*Provided data:*
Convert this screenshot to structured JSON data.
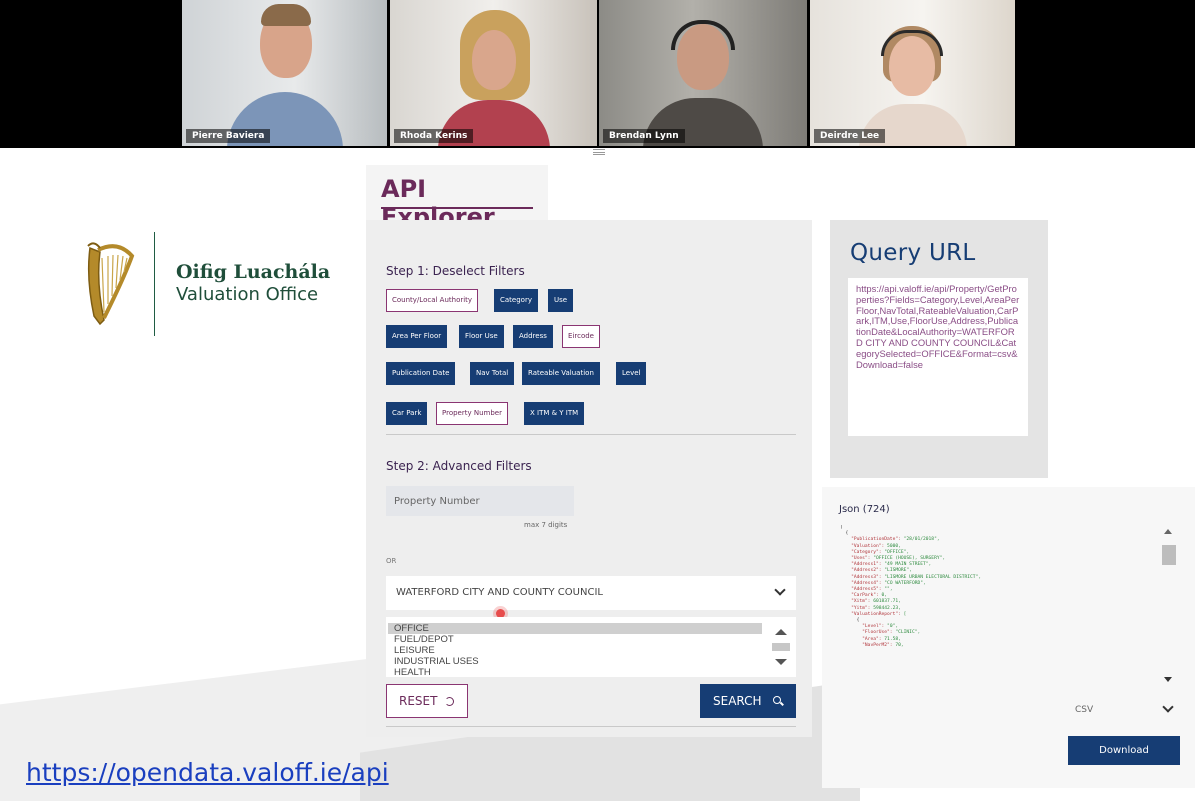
{
  "call": {
    "participants": [
      {
        "name": "Pierre Baviera"
      },
      {
        "name": "Rhoda Kerins"
      },
      {
        "name": "Brendan Lynn"
      },
      {
        "name": "Deirdre Lee"
      }
    ]
  },
  "logo": {
    "irish_name": "Oifig Luachála",
    "english_name": "Valuation Office"
  },
  "explorer": {
    "title": "API Explorer",
    "step1": {
      "title": "Step 1: Deselect Filters",
      "filters": [
        {
          "label": "County/Local Authority",
          "selected": false
        },
        {
          "label": "Category",
          "selected": true
        },
        {
          "label": "Use",
          "selected": true
        },
        {
          "label": "Area Per Floor",
          "selected": true
        },
        {
          "label": "Floor Use",
          "selected": true
        },
        {
          "label": "Address",
          "selected": true
        },
        {
          "label": "Eircode",
          "selected": false
        },
        {
          "label": "Publication Date",
          "selected": true
        },
        {
          "label": "Nav Total",
          "selected": true
        },
        {
          "label": "Rateable Valuation",
          "selected": true
        },
        {
          "label": "Level",
          "selected": true
        },
        {
          "label": "Car Park",
          "selected": true
        },
        {
          "label": "Property Number",
          "selected": false
        },
        {
          "label": "X ITM & Y ITM",
          "selected": true
        }
      ]
    },
    "step2": {
      "title": "Step 2: Advanced Filters",
      "property_placeholder": "Property Number",
      "max_hint": "max 7 digits",
      "or_label": "OR",
      "council_value": "WATERFORD CITY AND COUNTY COUNCIL",
      "categories": [
        "OFFICE",
        "FUEL/DEPOT",
        "LEISURE",
        "INDUSTRIAL USES",
        "HEALTH"
      ],
      "selected_category": "OFFICE"
    },
    "reset_label": "RESET",
    "search_label": "SEARCH"
  },
  "query": {
    "title": "Query URL",
    "url": "https://api.valoff.ie/api/Property/GetProperties?Fields=Category,Level,AreaPerFloor,NavTotal,RateableValuation,CarPark,ITM,Use,FloorUse,Address,PublicationDate&LocalAuthority=WATERFORD CITY AND COUNTY COUNCIL&CategorySelected=OFFICE&Format=csv&Download=false"
  },
  "json": {
    "title": "Json (724)",
    "lines": [
      [
        "",
        "[",
        ""
      ],
      [
        "  ",
        "{",
        ""
      ],
      [
        "    ",
        "\"PublicationDate\": ",
        "\"28/01/2018\","
      ],
      [
        "    ",
        "\"Valuation\": ",
        "5000,"
      ],
      [
        "    ",
        "\"Category\": ",
        "\"OFFICE\","
      ],
      [
        "    ",
        "\"Uses\": ",
        "\"OFFICE (HOUSE), SURGERY\","
      ],
      [
        "    ",
        "\"Address1\": ",
        "\"49 MAIN STREET\","
      ],
      [
        "    ",
        "\"Address2\": ",
        "\"LISMORE\","
      ],
      [
        "    ",
        "\"Address3\": ",
        "\"LISMORE URBAN ELECTORAL DISTRICT\","
      ],
      [
        "    ",
        "\"Address4\": ",
        "\"CO WATERFORD\","
      ],
      [
        "    ",
        "\"Address5\": ",
        "\"\","
      ],
      [
        "    ",
        "\"CarPark\": ",
        "0,"
      ],
      [
        "    ",
        "\"Xitm\": ",
        "601837.71,"
      ],
      [
        "    ",
        "\"Yitm\": ",
        "598442.23,"
      ],
      [
        "    ",
        "\"ValuationReport\": ",
        "["
      ],
      [
        "      ",
        "{",
        ""
      ],
      [
        "        ",
        "\"Level\": ",
        "\"0\","
      ],
      [
        "        ",
        "\"FloorUse\": ",
        "\"CLINIC\","
      ],
      [
        "        ",
        "\"Area\": ",
        "71.58,"
      ],
      [
        "        ",
        "\"NavPerM2\": ",
        "70,"
      ]
    ],
    "format_value": "CSV",
    "download_label": "Download"
  },
  "link": {
    "text": "https://opendata.valoff.ie/api"
  },
  "colors": {
    "brand_purple": "#6b2a5a",
    "brand_navy": "#163d74",
    "logo_green": "#1f4e3a",
    "active_speaker": "#2aa876"
  }
}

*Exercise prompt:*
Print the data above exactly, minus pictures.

*Response:*
Convert this screenshot to structured JSON data.
{
  "call": {
    "participants": [
      {
        "name": "Pierre Baviera"
      },
      {
        "name": "Rhoda Kerins"
      },
      {
        "name": "Brendan Lynn"
      },
      {
        "name": "Deirdre Lee"
      }
    ]
  },
  "logo": {
    "irish_name": "Oifig Luachála",
    "english_name": "Valuation Office"
  },
  "explorer": {
    "title": "API Explorer",
    "step1": {
      "title": "Step 1: Deselect Filters",
      "filters": [
        {
          "label": "County/Local Authority",
          "selected": false
        },
        {
          "label": "Category",
          "selected": true
        },
        {
          "label": "Use",
          "selected": true
        },
        {
          "label": "Area Per Floor",
          "selected": true
        },
        {
          "label": "Floor Use",
          "selected": true
        },
        {
          "label": "Address",
          "selected": true
        },
        {
          "label": "Eircode",
          "selected": false
        },
        {
          "label": "Publication Date",
          "selected": true
        },
        {
          "label": "Nav Total",
          "selected": true
        },
        {
          "label": "Rateable Valuation",
          "selected": true
        },
        {
          "label": "Level",
          "selected": true
        },
        {
          "label": "Car Park",
          "selected": true
        },
        {
          "label": "Property Number",
          "selected": false
        },
        {
          "label": "X ITM & Y ITM",
          "selected": true
        }
      ]
    },
    "step2": {
      "title": "Step 2: Advanced Filters",
      "property_placeholder": "Property Number",
      "max_hint": "max 7 digits",
      "or_label": "OR",
      "council_value": "WATERFORD CITY AND COUNTY COUNCIL",
      "categories": [
        "OFFICE",
        "FUEL/DEPOT",
        "LEISURE",
        "INDUSTRIAL USES",
        "HEALTH"
      ],
      "selected_category": "OFFICE"
    },
    "reset_label": "RESET",
    "search_label": "SEARCH"
  },
  "query": {
    "title": "Query URL",
    "url": "https://api.valoff.ie/api/Property/GetProperties?Fields=Category,Level,AreaPerFloor,NavTotal,RateableValuation,CarPark,ITM,Use,FloorUse,Address,PublicationDate&LocalAuthority=WATERFORD CITY AND COUNTY COUNCIL&CategorySelected=OFFICE&Format=csv&Download=false"
  },
  "json": {
    "title": "Json (724)",
    "lines": [
      [
        "",
        "[",
        ""
      ],
      [
        "  ",
        "{",
        ""
      ],
      [
        "    ",
        "\"PublicationDate\": ",
        "\"28/01/2018\","
      ],
      [
        "    ",
        "\"Valuation\": ",
        "5000,"
      ],
      [
        "    ",
        "\"Category\": ",
        "\"OFFICE\","
      ],
      [
        "    ",
        "\"Uses\": ",
        "\"OFFICE (HOUSE), SURGERY\","
      ],
      [
        "    ",
        "\"Address1\": ",
        "\"49 MAIN STREET\","
      ],
      [
        "    ",
        "\"Address2\": ",
        "\"LISMORE\","
      ],
      [
        "    ",
        "\"Address3\": ",
        "\"LISMORE URBAN ELECTORAL DISTRICT\","
      ],
      [
        "    ",
        "\"Address4\": ",
        "\"CO WATERFORD\","
      ],
      [
        "    ",
        "\"Address5\": ",
        "\"\","
      ],
      [
        "    ",
        "\"CarPark\": ",
        "0,"
      ],
      [
        "    ",
        "\"Xitm\": ",
        "601837.71,"
      ],
      [
        "    ",
        "\"Yitm\": ",
        "598442.23,"
      ],
      [
        "    ",
        "\"ValuationReport\": ",
        "["
      ],
      [
        "      ",
        "{",
        ""
      ],
      [
        "        ",
        "\"Level\": ",
        "\"0\","
      ],
      [
        "        ",
        "\"FloorUse\": ",
        "\"CLINIC\","
      ],
      [
        "        ",
        "\"Area\": ",
        "71.58,"
      ],
      [
        "        ",
        "\"NavPerM2\": ",
        "70,"
      ]
    ],
    "format_value": "CSV",
    "download_label": "Download"
  },
  "link": {
    "text": "https://opendata.valoff.ie/api"
  },
  "colors": {
    "brand_purple": "#6b2a5a",
    "brand_navy": "#163d74",
    "logo_green": "#1f4e3a",
    "active_speaker": "#2aa876"
  }
}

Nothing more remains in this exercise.